In some German cities local authorities handed out leaflets informing refugees how women should be properly treated. Personally, I suspect that the scumbags who carried out the attacks in Cologne know perfectly well how women should be treated – they simply chose to use their power of physical intimidation and domination, as some men will do pretty much anywhere when they get the chance.
Daoud sees these events as a product of an explosive collision between the repressed and forbidden desires of the Middle East and the continual orgy that takes place in the liberated West. After all
‘Paradise and its virgins are a pet topic of preachers, who present these otherworldly delights as rewards to those who dwell in the lands of sexual misery. Dreaming about such prospects, suicide bombers surrender to a terrifying, surrealistic logic: The path to orgasm runs through death, not love.’
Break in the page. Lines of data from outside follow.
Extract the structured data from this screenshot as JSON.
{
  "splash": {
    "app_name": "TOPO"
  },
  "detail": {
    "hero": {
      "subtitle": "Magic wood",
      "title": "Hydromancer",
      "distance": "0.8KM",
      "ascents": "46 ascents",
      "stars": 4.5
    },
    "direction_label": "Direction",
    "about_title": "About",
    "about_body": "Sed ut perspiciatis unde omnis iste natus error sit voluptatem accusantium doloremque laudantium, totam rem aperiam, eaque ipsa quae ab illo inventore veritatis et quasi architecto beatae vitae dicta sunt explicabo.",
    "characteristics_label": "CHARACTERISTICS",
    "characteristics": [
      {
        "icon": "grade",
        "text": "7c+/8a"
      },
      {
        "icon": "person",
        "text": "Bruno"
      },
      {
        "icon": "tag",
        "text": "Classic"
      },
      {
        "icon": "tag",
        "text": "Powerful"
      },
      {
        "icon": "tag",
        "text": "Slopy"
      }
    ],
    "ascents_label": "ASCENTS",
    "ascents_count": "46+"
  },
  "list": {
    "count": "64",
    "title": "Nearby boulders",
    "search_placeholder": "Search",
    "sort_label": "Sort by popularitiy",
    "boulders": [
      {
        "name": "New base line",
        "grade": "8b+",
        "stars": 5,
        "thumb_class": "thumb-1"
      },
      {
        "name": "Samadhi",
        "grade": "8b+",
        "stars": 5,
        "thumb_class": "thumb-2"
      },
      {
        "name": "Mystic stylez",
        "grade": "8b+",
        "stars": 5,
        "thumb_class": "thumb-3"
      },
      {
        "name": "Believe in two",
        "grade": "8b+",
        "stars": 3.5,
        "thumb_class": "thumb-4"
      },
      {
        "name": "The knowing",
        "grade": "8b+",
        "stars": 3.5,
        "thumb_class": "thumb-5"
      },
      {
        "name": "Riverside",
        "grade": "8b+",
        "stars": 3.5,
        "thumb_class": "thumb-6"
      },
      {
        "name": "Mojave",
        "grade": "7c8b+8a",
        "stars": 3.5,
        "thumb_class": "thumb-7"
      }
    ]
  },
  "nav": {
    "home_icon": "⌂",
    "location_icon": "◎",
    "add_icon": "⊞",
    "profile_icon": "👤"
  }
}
Yeah, sure it does. And Daoud also seems to believe that the path to orgasm also runs through Cologne Central Station. Never mind that Cologne was not quite what it seemed to be, let alone what it was portrayed as being. According to the Cologne public prosecutor only three of the 58 suspects arrested in connection with these attacks were refugees. In addition, 600 out of 1000 reported incidents that took place in Cologne on New Year’s Eve were related to theft, and were not sexual attacks.
That still leaves 400 incidents that were sexually-related, so we are still dealing with a major incident of sexual violence and harassment perpetrated mostly by men of Middle Eastern or North African origin. But that does not support Daoud’s crass notion of a cultural and civilisational clash that comes straight out of the counterjihadist playbook.
‘… today, with the latest influx of migrants from the Middle East and Africa, the pathological relationship that some Arab countries have with women is bursting onto the scene in Europe. What long seemed like the foreign spectacles of faraway places now feels like a clash of cultures playing out on the West”s very soil. Differences once defused by distance and a sense of superiority have become an imminent threat. People in the West are discovering, with anxiety and fear, that sex in the Muslim world is sick, and that the disease is spreading to their own lands.’
Tommy Robinson and Pegida couldn’t have put it better. Neither they – nor Daoud – seem to care that this ‘disease’ was already present before the refugee hordes came here. As I’ve argued in another piece, women have been subjected to sexual harassment, rape and the threat of rape in liberated Europe for a long time. Many women in Europe continue to experience ‘anxiety and fear’ at the hands of men on a daily basis. German women are regularly assaulted at the Munich beer festival, amongst other events, yet such things only ever seem to become politically important when Arabs or Muslims are responsible.
Daoud’s intervention is no exception. He notes that ‘ The West has long found comfort in exoticism, which exonerates differences’, yet he himself merely reinforces spurious notions of cultural difference and incompatibility that are already reflected in magazine covers like this one:
That cover ‘exonerates differences’ alright, even as it references long established cultural tropes about white women being sexually molested by brown-skinned savages as a kind of metaphor for the ‘Islamic rape of Europe.’
Daoud seems uninterested in why such things happen. Where the likes of wSIECI have used the Cologne attacks to recycle racist imagery, he has used these attacks to support the notion of a cultural clash between a ‘sick’ Arab world and a presumably healthy and liberated West.
It’s shallow, crude, and dangerous stuff. In The Meursault Investigation Daoud was an unsparing critic of colonial and post-colonial Algeria. Here he acts like a ‘native informant’, telling a Western audience what too many of its members already like to believe about themselves – and about the others who can never be like us.